::: RECORDS TO USE

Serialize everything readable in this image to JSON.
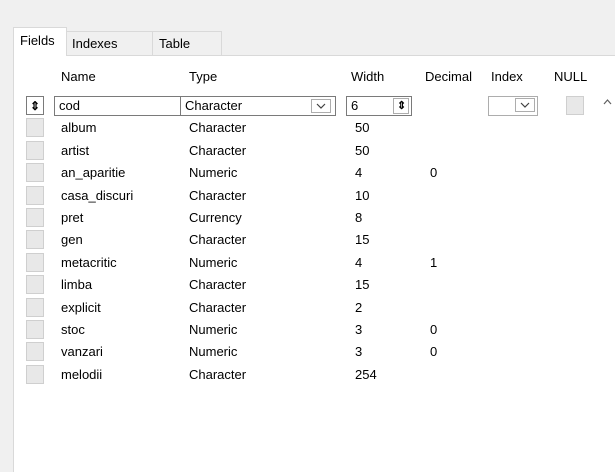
{
  "tabs": [
    "Fields",
    "Indexes",
    "Table"
  ],
  "headers": {
    "name": "Name",
    "type": "Type",
    "width": "Width",
    "decimal": "Decimal",
    "index": "Index",
    "null": "NULL"
  },
  "current_row": {
    "name": "cod",
    "type": "Character",
    "width": "6",
    "decimal": ""
  },
  "rows": [
    {
      "name": "album",
      "type": "Character",
      "width": "50",
      "decimal": ""
    },
    {
      "name": "artist",
      "type": "Character",
      "width": "50",
      "decimal": ""
    },
    {
      "name": "an_aparitie",
      "type": "Numeric",
      "width": "4",
      "decimal": "0"
    },
    {
      "name": "casa_discuri",
      "type": "Character",
      "width": "10",
      "decimal": ""
    },
    {
      "name": "pret",
      "type": "Currency",
      "width": "8",
      "decimal": ""
    },
    {
      "name": "gen",
      "type": "Character",
      "width": "15",
      "decimal": ""
    },
    {
      "name": "metacritic",
      "type": "Numeric",
      "width": "4",
      "decimal": "1"
    },
    {
      "name": "limba",
      "type": "Character",
      "width": "15",
      "decimal": ""
    },
    {
      "name": "explicit",
      "type": "Character",
      "width": "2",
      "decimal": ""
    },
    {
      "name": "stoc",
      "type": "Numeric",
      "width": "3",
      "decimal": "0"
    },
    {
      "name": "vanzari",
      "type": "Numeric",
      "width": "3",
      "decimal": "0"
    },
    {
      "name": "melodii",
      "type": "Character",
      "width": "254",
      "decimal": ""
    }
  ],
  "icons": {
    "row_selector": "up-down-arrows-icon",
    "dropdown": "chevron-down-icon",
    "spinner": "up-down-arrows-icon",
    "scroll_up": "chevron-up-icon"
  }
}
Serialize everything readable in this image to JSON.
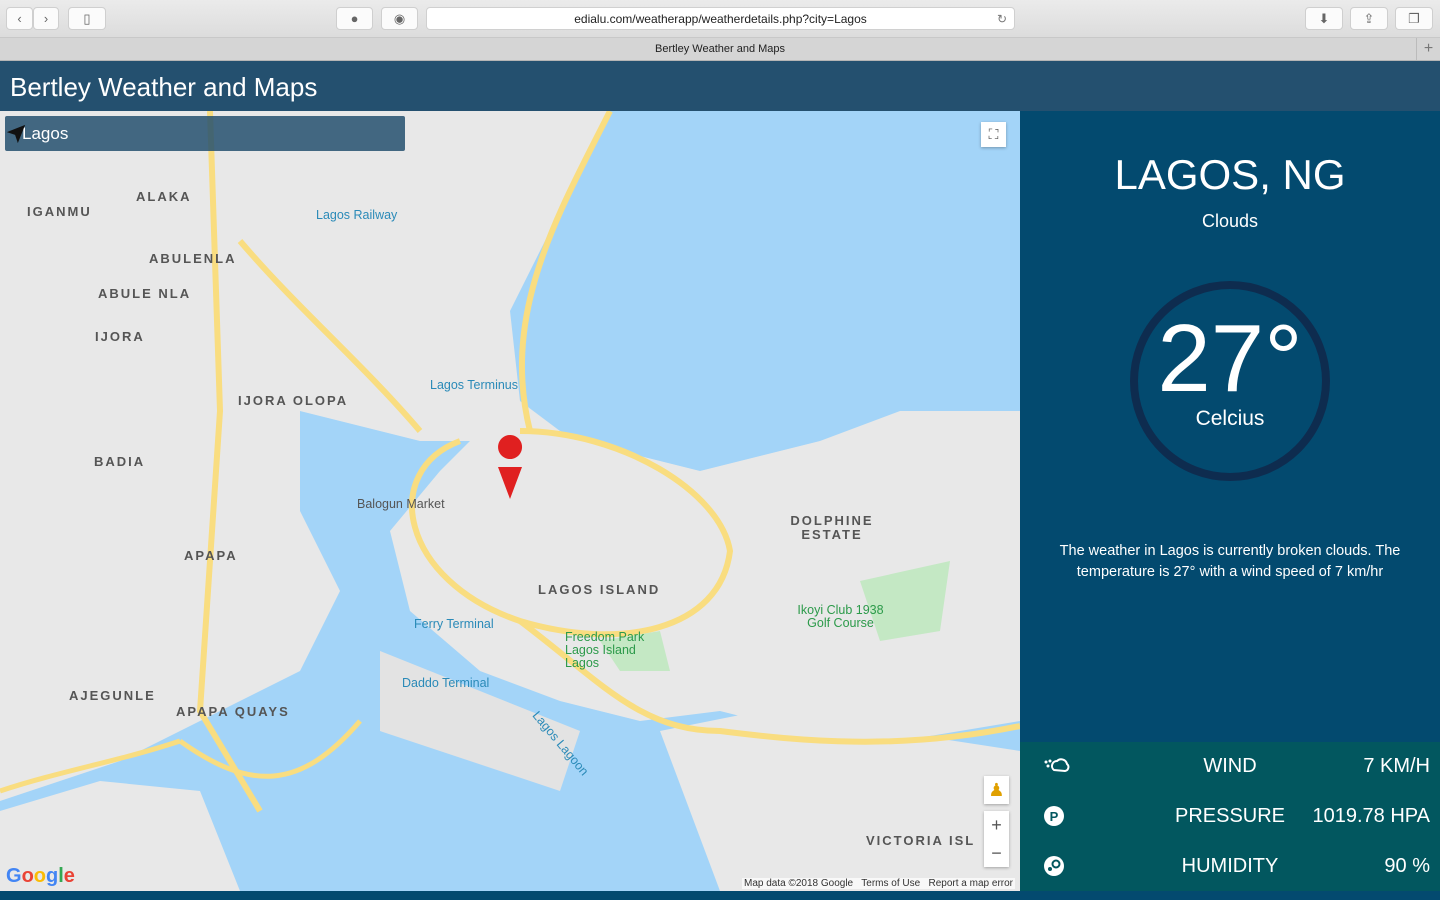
{
  "browser": {
    "url": "edialu.com/weatherapp/weatherdetails.php?city=Lagos",
    "tab_title": "Bertley Weather and Maps"
  },
  "header": {
    "title": "Bertley Weather and Maps"
  },
  "search": {
    "value": "Lagos"
  },
  "map": {
    "areas": [
      "IGANMU",
      "ALAKA",
      "ABULENLA",
      "ABULE NLA",
      "IJORA",
      "IJORA OLOPA",
      "BADIA",
      "APAPA",
      "AJEGUNLE",
      "APAPA QUAYS",
      "LAGOS ISLAND",
      "DOLPHINE ESTATE",
      "VICTORIA ISL"
    ],
    "pois": [
      "Lagos Railway",
      "Lagos Terminus",
      "Balogun Market",
      "Ferry Terminal",
      "Freedom Park Lagos Island Lagos",
      "Daddo Terminal",
      "Ikoyi Club 1938 Golf Course",
      "Lagos Lagoon"
    ],
    "attribution": "Map data ©2018 Google",
    "terms": "Terms of Use",
    "report": "Report a map error",
    "logo": "Google"
  },
  "weather": {
    "city": "LAGOS, NG",
    "condition": "Clouds",
    "temperature": "27°",
    "unit": "Celcius",
    "description": "The weather in Lagos is currently broken clouds. The temperature is 27° with a wind speed of 7 km/hr"
  },
  "stats": [
    {
      "icon": "wind-icon",
      "label": "WIND",
      "value": "7 KM/H"
    },
    {
      "icon": "pressure-icon",
      "label": "PRESSURE",
      "value": "1019.78 HPA"
    },
    {
      "icon": "humidity-icon",
      "label": "HUMIDITY",
      "value": "90 %"
    }
  ]
}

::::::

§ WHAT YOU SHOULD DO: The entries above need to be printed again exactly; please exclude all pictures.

§ WRITTEN SOLUTION:
Serialize everything readable in this image to JSON.
{
  "tabs": [
    "Fields",
    "Indexes",
    "Table"
  ],
  "headers": {
    "name": "Name",
    "type": "Type",
    "width": "Width",
    "decimal": "Decimal",
    "index": "Index",
    "null": "NULL"
  },
  "current_row": {
    "name": "cod",
    "type": "Character",
    "width": "6",
    "decimal": ""
  },
  "rows": [
    {
      "name": "album",
      "type": "Character",
      "width": "50",
      "decimal": ""
    },
    {
      "name": "artist",
      "type": "Character",
      "width": "50",
      "decimal": ""
    },
    {
      "name": "an_aparitie",
      "type": "Numeric",
      "width": "4",
      "decimal": "0"
    },
    {
      "name": "casa_discuri",
      "type": "Character",
      "width": "10",
      "decimal": ""
    },
    {
      "name": "pret",
      "type": "Currency",
      "width": "8",
      "decimal": ""
    },
    {
      "name": "gen",
      "type": "Character",
      "width": "15",
      "decimal": ""
    },
    {
      "name": "metacritic",
      "type": "Numeric",
      "width": "4",
      "decimal": "1"
    },
    {
      "name": "limba",
      "type": "Character",
      "width": "15",
      "decimal": ""
    },
    {
      "name": "explicit",
      "type": "Character",
      "width": "2",
      "decimal": ""
    },
    {
      "name": "stoc",
      "type": "Numeric",
      "width": "3",
      "decimal": "0"
    },
    {
      "name": "vanzari",
      "type": "Numeric",
      "width": "3",
      "decimal": "0"
    },
    {
      "name": "melodii",
      "type": "Character",
      "width": "254",
      "decimal": ""
    }
  ],
  "icons": {
    "row_selector": "up-down-arrows-icon",
    "dropdown": "chevron-down-icon",
    "spinner": "up-down-arrows-icon",
    "scroll_up": "chevron-up-icon"
  }
}
Serialize everything readable in this image to JSON.
{
  "browser": {
    "url": "edialu.com/weatherapp/weatherdetails.php?city=Lagos",
    "tab_title": "Bertley Weather and Maps"
  },
  "header": {
    "title": "Bertley Weather and Maps"
  },
  "search": {
    "value": "Lagos"
  },
  "map": {
    "areas": [
      "IGANMU",
      "ALAKA",
      "ABULENLA",
      "ABULE NLA",
      "IJORA",
      "IJORA OLOPA",
      "BADIA",
      "APAPA",
      "AJEGUNLE",
      "APAPA QUAYS",
      "LAGOS ISLAND",
      "DOLPHINE ESTATE",
      "VICTORIA ISL"
    ],
    "pois": [
      "Lagos Railway",
      "Lagos Terminus",
      "Balogun Market",
      "Ferry Terminal",
      "Freedom Park Lagos Island Lagos",
      "Daddo Terminal",
      "Ikoyi Club 1938 Golf Course",
      "Lagos Lagoon"
    ],
    "attribution": "Map data ©2018 Google",
    "terms": "Terms of Use",
    "report": "Report a map error",
    "logo": "Google"
  },
  "weather": {
    "city": "LAGOS, NG",
    "condition": "Clouds",
    "temperature": "27°",
    "unit": "Celcius",
    "description": "The weather in Lagos is currently broken clouds. The temperature is 27° with a wind speed of 7 km/hr"
  },
  "stats": [
    {
      "icon": "wind-icon",
      "label": "WIND",
      "value": "7 KM/H"
    },
    {
      "icon": "pressure-icon",
      "label": "PRESSURE",
      "value": "1019.78 HPA"
    },
    {
      "icon": "humidity-icon",
      "label": "HUMIDITY",
      "value": "90 %"
    }
  ]
}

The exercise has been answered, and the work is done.